My key role is to drive the bar program towards increased customer satisfaction and repeat visits. We do that by developing collaborations with vendors to ensure we are able to sell top-tier products while maximizing our profitability. Programs that involve regular visits have worked the best for both us and the suppliers. Regular facetime builds trust, brand familiarity with staff, and suppliers learn more about our specific needs.
I manage and work with the bar staff and seeing my co-workers grow in experience, both in their craft but also in how their success improves their overall life. I always say to my team that if they are sure about anything then just ask questions. Don’t be intimidated by those that have more experience. Most bartenders that I’ve known are proud of their craft and would happily share what they know.
Our bar can be very high volume, especially during warmer months. Maintaining a level of creativity and polish with our cocktail program while retaining production speed is always a challenge. Batching certainly helps, but it’s not a magic bullet.
Communication always stands out, as it is a cornerstone in building relationships with both co-workers and guests. After that would be creativity and organization, which go hand in hand in creating better logistics behind the bar, improving cocktail quality and consistency, and giving guests an amazing experience all around.
It was very enlightening to start over with the cocktail program. We looked at each step and sometimes we were able to improve on mechanics or ingredients. To have everything taken away and have to slowly rebuild was very humbling. You have to be very creative in things such as presentation, menu descriptions, and great ingredients. What makes them want to purchase alcohol with their to-go meal instead of buying something at the market?
I’ve seen more packaged products like premixed cocktails in cans, etc. Although that particular demand wasn’t prevalent at our restaurants, it’s nice to see consumers and bars having new options.
I think a lot of consumers are going to first gravitate towards their tried and true favorites just to catch up on lost time. Going forward from there, I still see the growing demand for new tequila and gins, particularly outside the category of London dry. I think the drink garnish will play a larger role in the overall presentation of the cocktail in terms of engendering trust in professional preparation.
I’m hoping to say goodbye to the to-go cocktail.

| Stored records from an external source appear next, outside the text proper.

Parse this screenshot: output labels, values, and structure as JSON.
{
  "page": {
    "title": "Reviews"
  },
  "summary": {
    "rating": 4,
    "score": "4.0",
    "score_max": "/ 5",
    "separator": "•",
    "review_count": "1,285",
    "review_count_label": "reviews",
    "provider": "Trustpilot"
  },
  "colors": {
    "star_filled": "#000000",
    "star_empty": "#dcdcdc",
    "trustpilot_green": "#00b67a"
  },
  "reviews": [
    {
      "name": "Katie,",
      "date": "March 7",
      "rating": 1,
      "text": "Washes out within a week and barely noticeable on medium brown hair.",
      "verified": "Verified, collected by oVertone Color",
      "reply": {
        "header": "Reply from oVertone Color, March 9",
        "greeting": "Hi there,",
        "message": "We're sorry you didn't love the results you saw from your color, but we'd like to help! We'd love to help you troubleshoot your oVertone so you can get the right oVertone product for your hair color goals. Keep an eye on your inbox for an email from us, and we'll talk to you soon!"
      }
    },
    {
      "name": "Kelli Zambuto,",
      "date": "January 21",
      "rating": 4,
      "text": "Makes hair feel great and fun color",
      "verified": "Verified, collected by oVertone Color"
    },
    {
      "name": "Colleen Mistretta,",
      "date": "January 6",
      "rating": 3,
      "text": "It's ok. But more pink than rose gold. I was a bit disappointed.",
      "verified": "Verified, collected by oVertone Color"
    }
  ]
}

I think it strips away so much of the experience of enjoying a well-made cocktail in conjunction with the overall atmosphere a restaurant or bar is trying to create for their guests.
I think it’s educational for me to participate with peers. New perspectives can enhance what I do back at my bar.
I think the criteria hits the most important general categories.
Yes. Quality, value, and packaging are all essential factors in making a purchasing decision.
Participants get feedback from actual purchasers which translates into highly relevant feedback for those current products and future ones.
Definitely - it’s very helpful to see what distillers are doing to grow in a particular category.
I try to consider the demographics of our guests and what seems to excite them. Products with an amazing backstory or unique ingredients are always interesting as long as they aren’t gimmicky.